The third demonstration interconnected AIST (Japan), CESNET (Czech Republic) and the SC'13 venue with interactive video based on UltraGrid+CoUniverse software. This enables self-organization of low-latency multipoint video distribution and automatically allocates the circuits directly from the application based on the needs of data distribution. It was the first time circuits have been allocated directly from a user application using the AutoGOLE infrastructure with NSI interface.

The next step for the Automated GOLE is to move towards a production service allowing end users and networks to perform experiments on top of the fabric. Key technical components as authentication, authorization, topology exchange and monitoring will be implemented into the Automated GOLE as solutions are developed.
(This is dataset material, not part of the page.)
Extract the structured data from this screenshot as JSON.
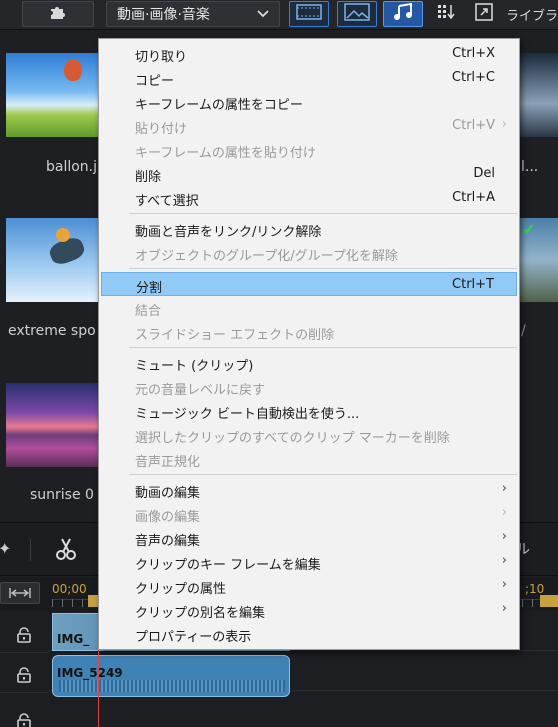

About GLIF -- The Global Lambda Integrated Facility (GLIF) is an international virtual organisation of NRENs, consortia and institutions that promotes lambda networking. GLIF provides lambdas internationally as an integrated facility to support data-intensive scientific research, and supports middleware development for lambda networking. It brings together some of the world's premier networking engineers to develop an international infrastructure by identifying equipment, connection requirements, and necessary engineering functions and services. More information is available on the GLIF website at